_What is required_: Could you retype all of the records exactly, leaving out every picture?
━━━━━━
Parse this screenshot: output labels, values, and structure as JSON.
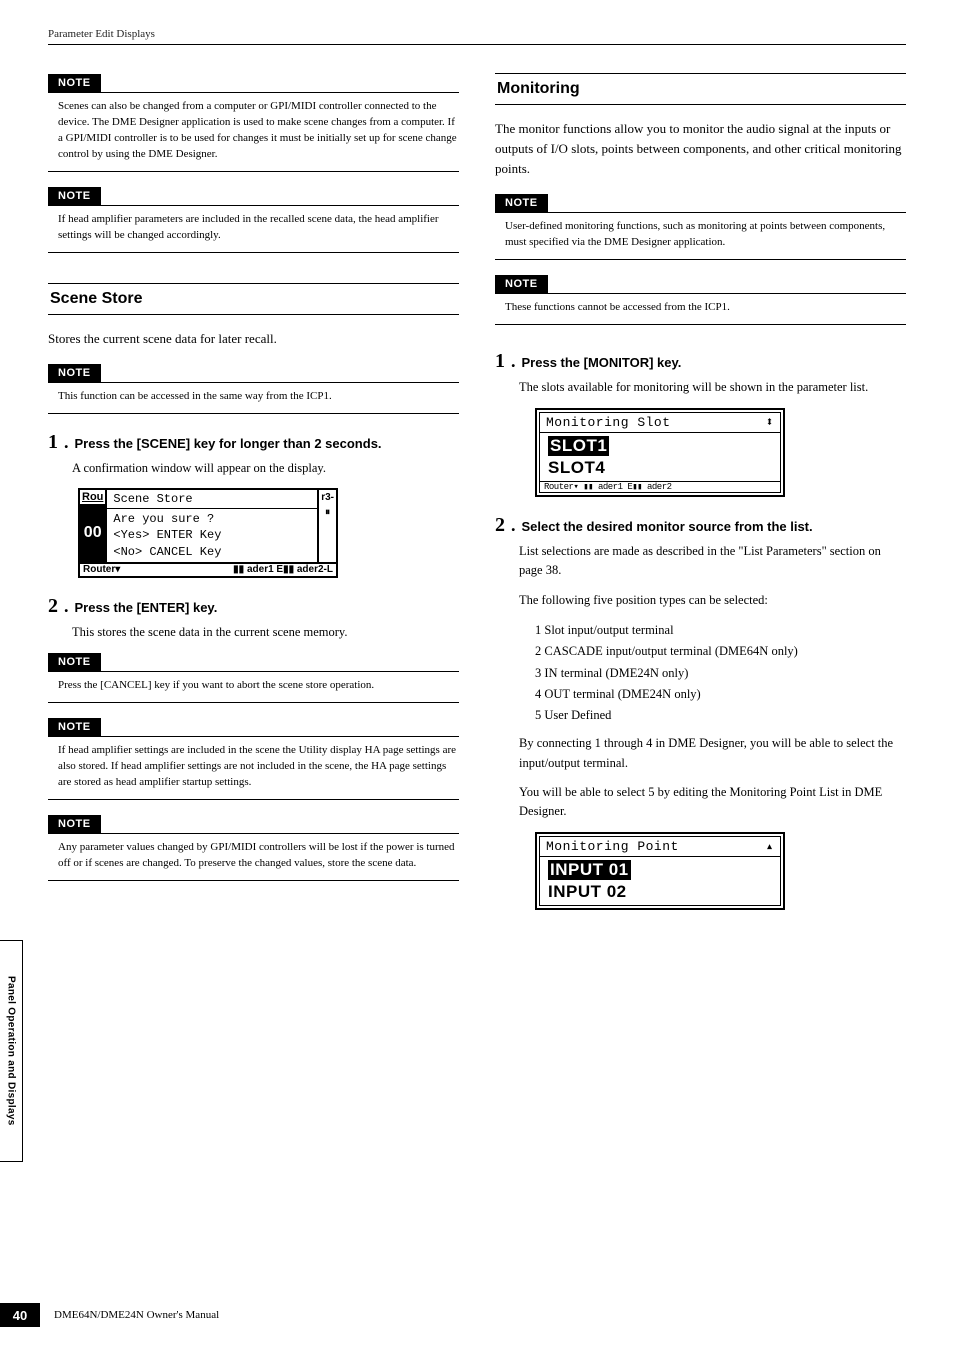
{
  "running_head": "Parameter Edit Displays",
  "left": {
    "notes": [
      "Scenes can also be changed from a computer or GPI/MIDI controller connected to the device.\nThe DME Designer application is used to make scene changes from a computer. If a GPI/MIDI controller is to be used for changes it must be initially set up for scene change control by using the DME Designer.",
      "If head amplifier parameters are included in the recalled scene data, the head amplifier settings will be changed accordingly."
    ],
    "scene_store": {
      "title": "Scene Store",
      "intro": "Stores the current scene data for later recall.",
      "note_icp": "This function can be accessed in the same way from the ICP1.",
      "steps": [
        {
          "num": "1",
          "head": "Press the [SCENE] key for longer than 2 seconds.",
          "desc": "A confirmation window will appear on the display."
        },
        {
          "num": "2",
          "head": "Press the [ENTER] key.",
          "desc": "This stores the scene data in the current scene memory."
        }
      ],
      "lcd": {
        "left_top": "Rou",
        "left_mid": "00",
        "title": "Scene Store",
        "line1": "Are you sure ?",
        "line2": "<Yes> ENTER Key",
        "line3": "<No>  CANCEL Key",
        "right_top": "r3-",
        "right_mid": "⏸",
        "footer_l": "Router▾",
        "footer_m": "▮▮ ader1  E▮▮ ader2-L"
      },
      "notes_after": [
        "Press the [CANCEL] key if you want to abort the scene store operation.",
        "If head amplifier settings are included in the scene the Utility display HA page settings are also stored. If head amplifier settings are not included in the scene, the HA page settings are stored as head amplifier startup settings.",
        "Any parameter values changed by GPI/MIDI controllers will be lost if the power is turned off or if scenes are changed. To preserve the changed values, store the scene data."
      ]
    }
  },
  "right": {
    "monitoring": {
      "title": "Monitoring",
      "intro": "The monitor functions allow you to monitor the audio signal at the inputs or outputs of I/O slots, points between components, and other critical monitoring points.",
      "notes": [
        "User-defined monitoring functions, such as monitoring at points between components, must specified via the DME Designer application.",
        "These functions cannot be accessed from the ICP1."
      ],
      "steps": [
        {
          "num": "1",
          "head": "Press the [MONITOR] key.",
          "desc": "The slots available for monitoring will be shown in the parameter list."
        },
        {
          "num": "2",
          "head": "Select the desired monitor source from the list.",
          "desc": "List selections are made as described in the \"List Parameters\" section on page 38.",
          "desc2": "The following five position types can be selected:",
          "list": [
            "1 Slot input/output terminal",
            "2 CASCADE input/output terminal (DME64N only)",
            "3 IN terminal (DME24N only)",
            "4 OUT terminal (DME24N only)",
            "5 User Defined"
          ],
          "after1": "By connecting 1 through 4 in DME Designer, you will be able to select the input/output terminal.",
          "after2": "You will be able to select 5 by editing the Monitoring Point List in DME Designer."
        }
      ],
      "lcd1": {
        "title": "Monitoring Slot",
        "row1": "SLOT1",
        "row2": "SLOT4",
        "footer": "Router▾  ▮▮ ader1  E▮▮ ader2"
      },
      "lcd2": {
        "title": "Monitoring Point",
        "row1": "INPUT 01",
        "row2": "INPUT 02"
      }
    }
  },
  "note_label": "NOTE",
  "side_tab": "Panel Operation and Displays",
  "page_num": "40",
  "foot_text": "DME64N/DME24N Owner's Manual"
}
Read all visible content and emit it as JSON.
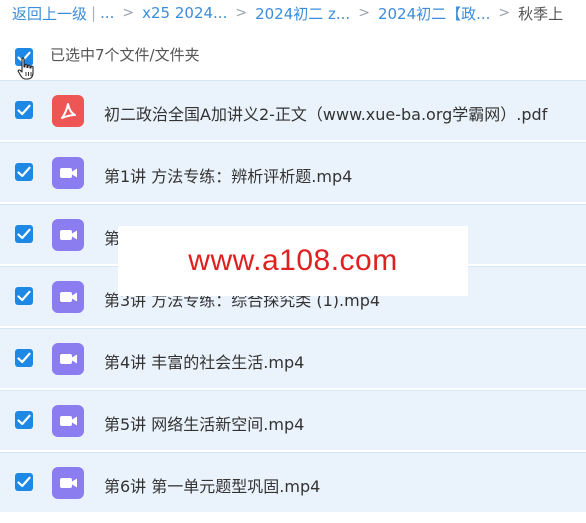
{
  "breadcrumb": {
    "back": "返回上一级",
    "sep": "|",
    "ellipsis": "...",
    "items": [
      "x25 2024...",
      "2024初二 z...",
      "2024初二【政..."
    ],
    "current": "秋季上"
  },
  "selection": {
    "label": "已选中7个文件/文件夹"
  },
  "files": [
    {
      "name": "初二政治全国A加讲义2-正文（www.xue-ba.org学霸网）.pdf",
      "type": "pdf",
      "icon": "pdf-icon"
    },
    {
      "name": "第1讲 方法专练：辨析评析题.mp4",
      "type": "video",
      "icon": "video-icon"
    },
    {
      "name": "第2讲",
      "type": "video",
      "icon": "video-icon"
    },
    {
      "name": "第3讲 方法专练：综合探究类 (1).mp4",
      "type": "video",
      "icon": "video-icon"
    },
    {
      "name": "第4讲 丰富的社会生活.mp4",
      "type": "video",
      "icon": "video-icon"
    },
    {
      "name": "第5讲 网络生活新空间.mp4",
      "type": "video",
      "icon": "video-icon"
    },
    {
      "name": "第6讲 第一单元题型巩固.mp4",
      "type": "video",
      "icon": "video-icon"
    }
  ],
  "watermark": "www.a108.com",
  "colors": {
    "accent": "#1e88e5",
    "link": "#3b8cdb",
    "row_bg": "#eaf3fb",
    "pdf": "#ee5555",
    "video": "#8b7cf0",
    "watermark": "#e02020"
  }
}
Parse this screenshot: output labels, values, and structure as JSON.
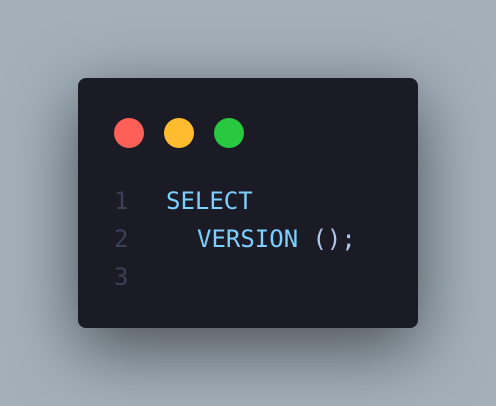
{
  "window": {
    "controls": [
      {
        "name": "close",
        "color": "#fe5f57"
      },
      {
        "name": "minimize",
        "color": "#febc2e"
      },
      {
        "name": "maximize",
        "color": "#28c840"
      }
    ],
    "background": "#1b1b26"
  },
  "code": {
    "lines": [
      {
        "number": "1",
        "tokens": [
          "SELECT"
        ]
      },
      {
        "number": "2",
        "tokens": [
          "VERSION",
          " ();"
        ]
      },
      {
        "number": "3",
        "tokens": []
      }
    ]
  },
  "colors": {
    "page_background": "#a3b0ba",
    "keyword": "#7dcfff",
    "punctuation": "#b4c7f0",
    "line_number": "#3b4055"
  }
}
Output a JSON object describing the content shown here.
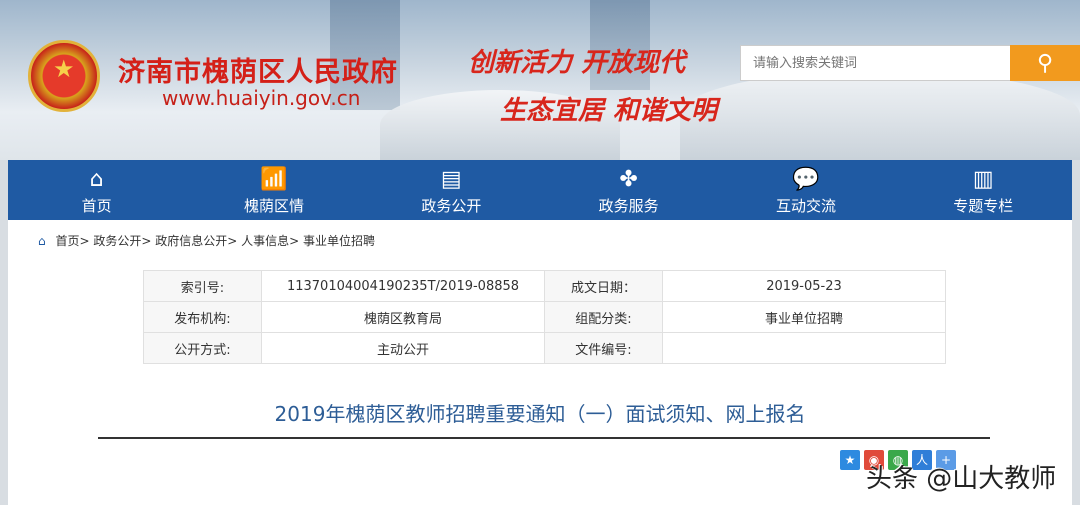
{
  "header": {
    "site_name": "济南市槐荫区人民政府",
    "url": "www.huaiyin.gov.cn",
    "slogan1": "创新活力  开放现代",
    "slogan2": "生态宜居  和谐文明",
    "search_placeholder": "请输入搜索关键词"
  },
  "nav": [
    {
      "label": "首页",
      "icon": "home-icon"
    },
    {
      "label": "槐荫区情",
      "icon": "chart-icon"
    },
    {
      "label": "政务公开",
      "icon": "document-icon"
    },
    {
      "label": "政务服务",
      "icon": "grid-icon"
    },
    {
      "label": "互动交流",
      "icon": "chat-icon"
    },
    {
      "label": "专题专栏",
      "icon": "bookmark-icon"
    }
  ],
  "breadcrumb": [
    "首页",
    "政务公开",
    "政府信息公开",
    "人事信息",
    "事业单位招聘"
  ],
  "info": {
    "index_label": "索引号:",
    "index_value": "11370104004190235T/2019-08858",
    "date_label": "成文日期：",
    "date_value": "2019-05-23",
    "org_label": "发布机构:",
    "org_value": "槐荫区教育局",
    "cat_label": "组配分类:",
    "cat_value": "事业单位招聘",
    "mode_label": "公开方式:",
    "mode_value": "主动公开",
    "doc_label": "文件编号:",
    "doc_value": ""
  },
  "article_title": "2019年槐荫区教师招聘重要通知（一）面试须知、网上报名",
  "watermark": "头条 @山大教师"
}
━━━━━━
_Reply_:
Parse this screenshot: output labels, values, and structure as JSON.
{
  "running_head": "Parameter Edit Displays",
  "left": {
    "notes": [
      "Scenes can also be changed from a computer or GPI/MIDI controller connected to the device.\nThe DME Designer application is used to make scene changes from a computer. If a GPI/MIDI controller is to be used for changes it must be initially set up for scene change control by using the DME Designer.",
      "If head amplifier parameters are included in the recalled scene data, the head amplifier settings will be changed accordingly."
    ],
    "scene_store": {
      "title": "Scene Store",
      "intro": "Stores the current scene data for later recall.",
      "note_icp": "This function can be accessed in the same way from the ICP1.",
      "steps": [
        {
          "num": "1",
          "head": "Press the [SCENE] key for longer than 2 seconds.",
          "desc": "A confirmation window will appear on the display."
        },
        {
          "num": "2",
          "head": "Press the [ENTER] key.",
          "desc": "This stores the scene data in the current scene memory."
        }
      ],
      "lcd": {
        "left_top": "Rou",
        "left_mid": "00",
        "title": "Scene Store",
        "line1": "Are you sure ?",
        "line2": "<Yes> ENTER Key",
        "line3": "<No>  CANCEL Key",
        "right_top": "r3-",
        "right_mid": "⏸",
        "footer_l": "Router▾",
        "footer_m": "▮▮ ader1  E▮▮ ader2-L"
      },
      "notes_after": [
        "Press the [CANCEL] key if you want to abort the scene store operation.",
        "If head amplifier settings are included in the scene the Utility display HA page settings are also stored. If head amplifier settings are not included in the scene, the HA page settings are stored as head amplifier startup settings.",
        "Any parameter values changed by GPI/MIDI controllers will be lost if the power is turned off or if scenes are changed. To preserve the changed values, store the scene data."
      ]
    }
  },
  "right": {
    "monitoring": {
      "title": "Monitoring",
      "intro": "The monitor functions allow you to monitor the audio signal at the inputs or outputs of I/O slots, points between components, and other critical monitoring points.",
      "notes": [
        "User-defined monitoring functions, such as monitoring at points between components, must specified via the DME Designer application.",
        "These functions cannot be accessed from the ICP1."
      ],
      "steps": [
        {
          "num": "1",
          "head": "Press the [MONITOR] key.",
          "desc": "The slots available for monitoring will be shown in the parameter list."
        },
        {
          "num": "2",
          "head": "Select the desired monitor source from the list.",
          "desc": "List selections are made as described in the \"List Parameters\" section on page 38.",
          "desc2": "The following five position types can be selected:",
          "list": [
            "1 Slot input/output terminal",
            "2 CASCADE input/output terminal (DME64N only)",
            "3 IN terminal (DME24N only)",
            "4 OUT terminal (DME24N only)",
            "5 User Defined"
          ],
          "after1": "By connecting 1 through 4 in DME Designer, you will be able to select the input/output terminal.",
          "after2": "You will be able to select 5 by editing the Monitoring Point List in DME Designer."
        }
      ],
      "lcd1": {
        "title": "Monitoring Slot",
        "row1": "SLOT1",
        "row2": "SLOT4",
        "footer": "Router▾  ▮▮ ader1  E▮▮ ader2"
      },
      "lcd2": {
        "title": "Monitoring Point",
        "row1": "INPUT 01",
        "row2": "INPUT 02"
      }
    }
  },
  "note_label": "NOTE",
  "side_tab": "Panel Operation and Displays",
  "page_num": "40",
  "foot_text": "DME64N/DME24N Owner's Manual"
}
Read all visible content and emit it as JSON.
{
  "breadcrumb": {
    "back": "返回上一级",
    "sep": "|",
    "ellipsis": "...",
    "items": [
      "x25 2024...",
      "2024初二 z...",
      "2024初二【政..."
    ],
    "current": "秋季上"
  },
  "selection": {
    "label": "已选中7个文件/文件夹"
  },
  "files": [
    {
      "name": "初二政治全国A加讲义2-正文（www.xue-ba.org学霸网）.pdf",
      "type": "pdf",
      "icon": "pdf-icon"
    },
    {
      "name": "第1讲 方法专练：辨析评析题.mp4",
      "type": "video",
      "icon": "video-icon"
    },
    {
      "name": "第2讲",
      "type": "video",
      "icon": "video-icon"
    },
    {
      "name": "第3讲 方法专练：综合探究类 (1).mp4",
      "type": "video",
      "icon": "video-icon"
    },
    {
      "name": "第4讲 丰富的社会生活.mp4",
      "type": "video",
      "icon": "video-icon"
    },
    {
      "name": "第5讲 网络生活新空间.mp4",
      "type": "video",
      "icon": "video-icon"
    },
    {
      "name": "第6讲 第一单元题型巩固.mp4",
      "type": "video",
      "icon": "video-icon"
    }
  ],
  "watermark": "www.a108.com",
  "colors": {
    "accent": "#1e88e5",
    "link": "#3b8cdb",
    "row_bg": "#eaf3fb",
    "pdf": "#ee5555",
    "video": "#8b7cf0",
    "watermark": "#e02020"
  }
}
Parse this screenshot: output labels, values, and structure as JSON.
{
  "window": {
    "controls": [
      {
        "name": "close",
        "color": "#fe5f57"
      },
      {
        "name": "minimize",
        "color": "#febc2e"
      },
      {
        "name": "maximize",
        "color": "#28c840"
      }
    ],
    "background": "#1b1b26"
  },
  "code": {
    "lines": [
      {
        "number": "1",
        "tokens": [
          "SELECT"
        ]
      },
      {
        "number": "2",
        "tokens": [
          "VERSION",
          " ();"
        ]
      },
      {
        "number": "3",
        "tokens": []
      }
    ]
  },
  "colors": {
    "page_background": "#a3b0ba",
    "keyword": "#7dcfff",
    "punctuation": "#b4c7f0",
    "line_number": "#3b4055"
  }
}
Output a JSON object describing the content shown here.
{
  "header": {
    "site_name": "济南市槐荫区人民政府",
    "url": "www.huaiyin.gov.cn",
    "slogan1": "创新活力  开放现代",
    "slogan2": "生态宜居  和谐文明",
    "search_placeholder": "请输入搜索关键词"
  },
  "nav": [
    {
      "label": "首页",
      "icon": "home-icon"
    },
    {
      "label": "槐荫区情",
      "icon": "chart-icon"
    },
    {
      "label": "政务公开",
      "icon": "document-icon"
    },
    {
      "label": "政务服务",
      "icon": "grid-icon"
    },
    {
      "label": "互动交流",
      "icon": "chat-icon"
    },
    {
      "label": "专题专栏",
      "icon": "bookmark-icon"
    }
  ],
  "breadcrumb": [
    "首页",
    "政务公开",
    "政府信息公开",
    "人事信息",
    "事业单位招聘"
  ],
  "info": {
    "index_label": "索引号:",
    "index_value": "11370104004190235T/2019-08858",
    "date_label": "成文日期：",
    "date_value": "2019-05-23",
    "org_label": "发布机构:",
    "org_value": "槐荫区教育局",
    "cat_label": "组配分类:",
    "cat_value": "事业单位招聘",
    "mode_label": "公开方式:",
    "mode_value": "主动公开",
    "doc_label": "文件编号:",
    "doc_value": ""
  },
  "article_title": "2019年槐荫区教师招聘重要通知（一）面试须知、网上报名",
  "watermark": "头条 @山大教师"
}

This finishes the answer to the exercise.